Boathouse and blind on Petit Manan Island

This 10-acre island lies 2.5 miles south of Petit Manan Point in the Town of Steuben, Washington County. It was acquired in 1974 by transfer from the U.S. Coast Guard. The Coast Guard continues to maintain the 119’ lighthouse tower and navigational aids, and the Service maintains several historical structures on the island. Petit Manan has long been considered one of the most important islands in the Gulf of Maine for colonial nesting seabirds.

Botanical inventories, including those for rare plants, were conducted in 1995, 2001, and 2002 (Widrig 1996 and Mittelhauser 2002). Vegetation on the north and east side of the island includes a variety of grasses, Angelica, raspberry, asters, meadowrue, blueberry, and beachpea. The southwestern and central areas of the island are dominated by a dense stand of raspberry which is rapidly expanding each year. Calamagrostis occupies a large portion of the western half of the island. The invasive species dodder established a strong foothold on the northern end of the island in 2000. Extensive vegetation management occurs, utilizing a variety of techniques such as burning, herbicide, and mechanical treatment to improve nesting seabird habitat. Annual monitoring of this vegetation and its response to treatment dictates what to do in forthcoming years.

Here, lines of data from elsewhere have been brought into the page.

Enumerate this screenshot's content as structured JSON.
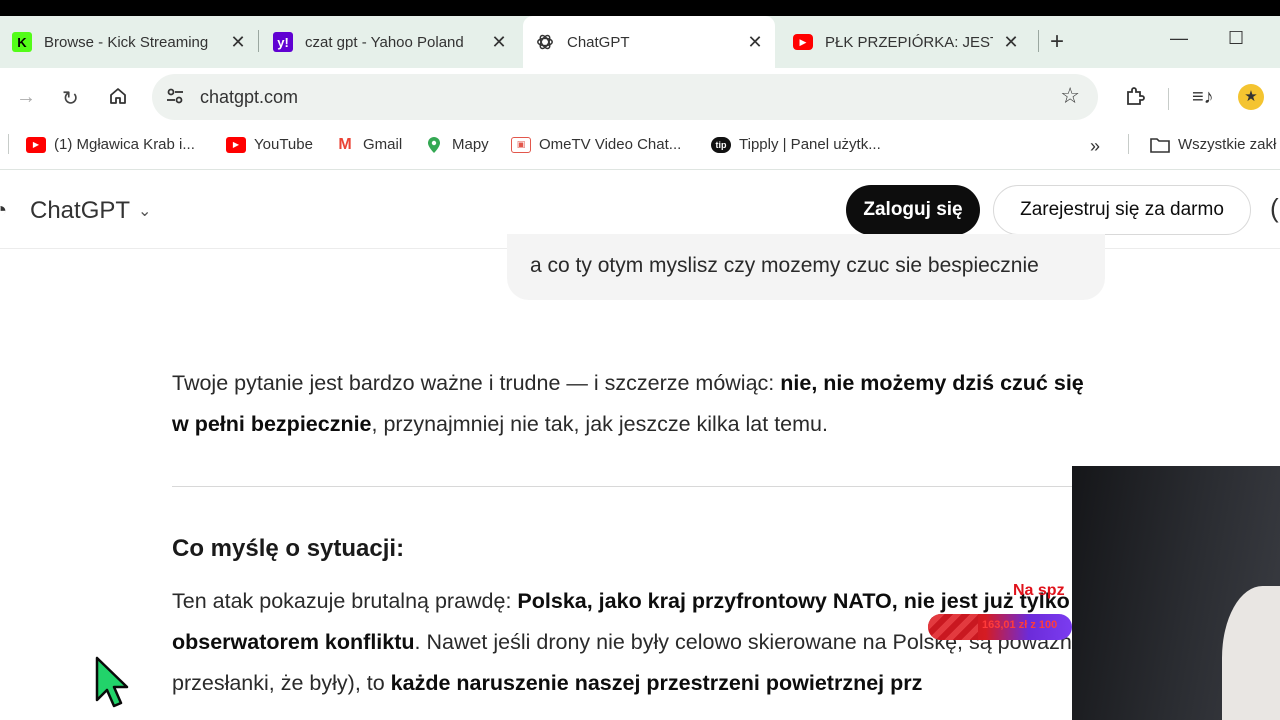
{
  "tabs": [
    {
      "title": "Browse - Kick Streaming",
      "favicon": "kick-icon",
      "favicon_color": "#53fc18",
      "active": false
    },
    {
      "title": "czat gpt - Yahoo Poland",
      "favicon": "yahoo-icon",
      "favicon_color": "#6001d2",
      "active": false
    },
    {
      "title": "ChatGPT",
      "favicon": "chatgpt-icon",
      "active": true
    },
    {
      "title": "PŁK PRZEPIÓRKA: JESTEŚ",
      "favicon": "youtube-icon",
      "favicon_color": "#ff0000",
      "active": false
    }
  ],
  "address_bar": {
    "url": "chatgpt.com"
  },
  "bookmarks": [
    {
      "label": "(1) Mgławica Krab i...",
      "icon": "youtube-icon"
    },
    {
      "label": "YouTube",
      "icon": "youtube-icon"
    },
    {
      "label": "Gmail",
      "icon": "gmail-icon"
    },
    {
      "label": "Mapy",
      "icon": "maps-pin-icon"
    },
    {
      "label": "OmeTV Video Chat...",
      "icon": "ometv-icon"
    },
    {
      "label": "Tipply | Panel użytk...",
      "icon": "tipply-icon"
    }
  ],
  "bookmarks_folder": "Wszystkie zakł",
  "header": {
    "brand": "ChatGPT",
    "login_label": "Zaloguj się",
    "signup_label": "Zarejestruj się za darmo"
  },
  "conversation": {
    "user_message": "a co ty otym myslisz czy mozemy czuc sie bespiecznie",
    "para1_start": "Twoje pytanie jest bardzo ważne i trudne — i szczerze mówiąc: ",
    "para1_bold": "nie, nie możemy dziś czuć się w pełni bezpiecznie",
    "para1_end": ", przynajmniej nie tak, jak jeszcze kilka lat temu.",
    "heading": "Co myślę o sytuacji:",
    "para2_start": "Ten atak pokazuje brutalną prawdę: ",
    "para2_bold1": "Polska, jako kraj przyfrontowy NATO, nie jest już tylko obserwatorem konfliktu",
    "para2_mid": ". Nawet jeśli drony nie były celowo skierowane na Polskę, są poważne przesłanki, że były), to ",
    "para2_bold2": "każde naruszenie naszej przestrzeni powietrznej prz"
  },
  "stream_overlay": {
    "label": "Na spz",
    "donation_text": "163,01 zł z 100"
  },
  "colors": {
    "tabstrip_bg": "#e6f0ea",
    "login_bg": "#0d0d0d"
  }
}
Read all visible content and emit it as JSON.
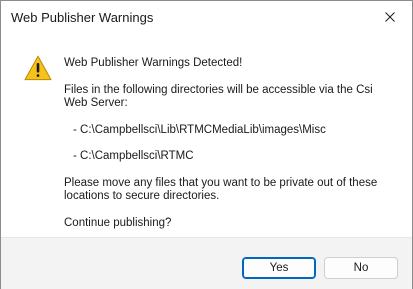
{
  "window": {
    "title": "Web Publisher Warnings",
    "close_icon": "close-icon"
  },
  "dialog": {
    "icon": "warning-triangle-icon",
    "heading": "Web Publisher Warnings Detected!",
    "files_line1": "Files in the following directories will be accessible via the Csi",
    "files_line2": "Web Server:",
    "directories": [
      "- C:\\Campbellsci\\Lib\\RTMCMediaLib\\images\\Misc",
      "- C:\\Campbellsci\\RTMC"
    ],
    "move_line1": "Please move any files that you want to be private out of these",
    "move_line2": "locations to secure directories.",
    "question": "Continue publishing?"
  },
  "buttons": {
    "yes_label": "Yes",
    "no_label": "No"
  }
}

PMI Lighthouse with laughing gulls

Significant numbers of terns had historically nested on the island, including 1,500 nesting pairs observed in 1971. However, when human presence on the island ended with automation of the light station in 1972, the numbers of nesting gulls gradually increased to the point they excluded all nesting terns by 1983. Tern restoration was initiated in 1984 in partnership with the College of the Atlantic. One of the first actions was the removal of herring and black-backed gulls. Within one week of the gull control effort, terns returned to nest on Petit Manan Island. The seabird colony has continued to grow, and the island now supports nesting by eight species of seabirds and waterfowl. Razorbill and common murre also routinely visit the island, however no nesting efforts have been documented. Leach’s storm-petrels and black guillemots also nest on the island. The island also supports migrating songbirds, shorebirds and raptors. Table 3-30 presents the nesting seabirds known on the island. An annual report is available upon request from Refuge Complex Headquarters.

Dory approaching PMI

Biological technicians live on the island each nesting season and conduct biological surveys (food and productivity studies), predator control and banding. Our staff and seasonal technicians conduct a complete census of the island each year; and record observations of all species observed on or adjacent to the island. Habitat restoration work continues as a cooperative

endeavor with the Gulf of Maine Seabird Working Group and MDIFW. The Refuge is currently participating in Arctic tern and Atlantic puffin metapopulation studies with the University of New Brunswick.

The results of a spider inventory (Jennings 2000) and botanical inventory (Mittlehauser 2000) for this island is also available at Refuge Complex Headquarters.

The island is a popular tour boat destination. Several tour boats per day pause offshore to observe the island’s seabirds during June – August. Refuge Complex staff meet annually with the tour boat companies to discuss issues of concern, and we provide them with periodic updates throughout the seabird nesting season.

Petit Manan Island is closed to public access during the seabird nesting season: April 1 to August 31. It is open to migratory waterfowl hunting under State and Refuge regulations.